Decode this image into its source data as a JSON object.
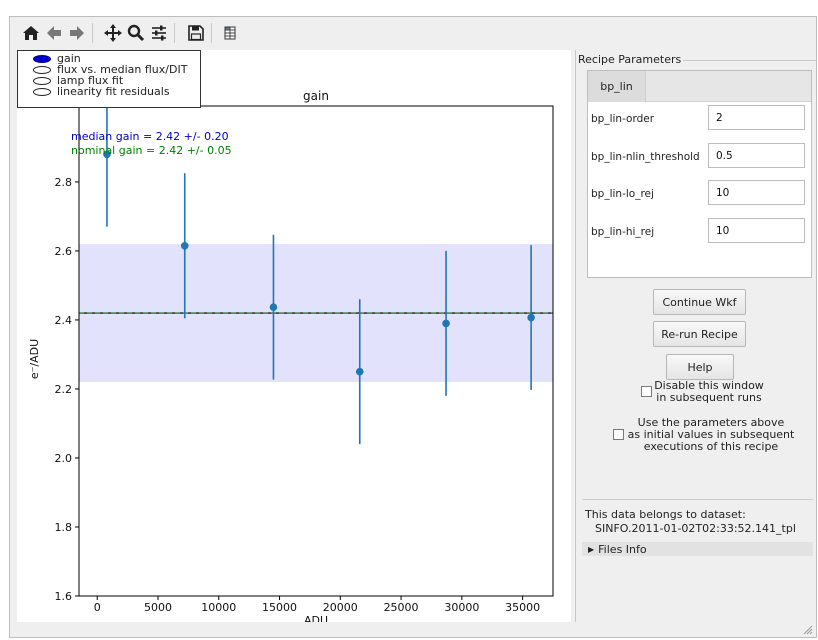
{
  "toolbar": {
    "icons": [
      "home-icon",
      "back-arrow-icon",
      "forward-arrow-icon",
      "pan-icon",
      "zoom-icon",
      "configure-icon",
      "save-icon",
      "grid-icon"
    ]
  },
  "legend": {
    "entries": [
      "gain",
      "flux vs. median flux/DIT",
      "lamp flux fit",
      "linearity fit residuals"
    ]
  },
  "chart_data": {
    "type": "scatter",
    "title": "gain",
    "xlabel": "ADU",
    "ylabel": "e⁻/ADU",
    "xlim": [
      -1500,
      37500
    ],
    "ylim": [
      1.6,
      3.02
    ],
    "xticks": [
      0,
      5000,
      10000,
      15000,
      20000,
      25000,
      30000,
      35000
    ],
    "yticks": [
      1.6,
      1.8,
      2.0,
      2.2,
      2.4,
      2.6,
      2.8
    ],
    "ytick_labels": [
      "1.6",
      "1.8",
      "2.0",
      "2.2",
      "2.4",
      "2.6",
      "2.8"
    ],
    "grid": false,
    "points": [
      {
        "x": 800,
        "y": 2.88,
        "err": 0.21
      },
      {
        "x": 7200,
        "y": 2.615,
        "err": 0.21
      },
      {
        "x": 14500,
        "y": 2.437,
        "err": 0.21
      },
      {
        "x": 21600,
        "y": 2.25,
        "err": 0.21
      },
      {
        "x": 28700,
        "y": 2.39,
        "err": 0.21
      },
      {
        "x": 35700,
        "y": 2.407,
        "err": 0.21
      }
    ],
    "median_gain": 2.42,
    "nominal_gain": 2.42,
    "band": [
      2.22,
      2.62
    ],
    "annotations": [
      {
        "text": "median gain  = 2.42 +/- 0.20",
        "color": "#0000cc"
      },
      {
        "text": "nominal gain = 2.42 +/- 0.05",
        "color": "#008000"
      }
    ],
    "colors": {
      "points": "#1f77b4",
      "band": "#e2e2fc",
      "median_line": "#1a1a1a",
      "nominal_line": "#2ca02c"
    }
  },
  "recipe": {
    "group_title": "Recipe Parameters",
    "tab_label": "bp_lin",
    "params": [
      {
        "label": "bp_lin-order",
        "value": "2"
      },
      {
        "label": "bp_lin-nlin_threshold",
        "value": "0.5"
      },
      {
        "label": "bp_lin-lo_rej",
        "value": "10"
      },
      {
        "label": "bp_lin-hi_rej",
        "value": "10"
      }
    ],
    "buttons": {
      "continue": "Continue Wkf",
      "rerun": "Re-run Recipe",
      "help": "Help"
    },
    "disable_line1": "Disable this window",
    "disable_line2": "in subsequent runs",
    "use_line1": "Use the parameters above",
    "use_line2": "as initial values in subsequent",
    "use_line3": "executions of this recipe",
    "dataset_label": "This data belongs to dataset:",
    "dataset_id": "SINFO.2011-01-02T02:33:52.141_tpl",
    "files_info": "Files Info"
  }
}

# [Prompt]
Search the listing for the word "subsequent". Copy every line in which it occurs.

# [Written reply]
    "disable_line2": "in subsequent runs",
    "use_line2": "as initial values in subsequent",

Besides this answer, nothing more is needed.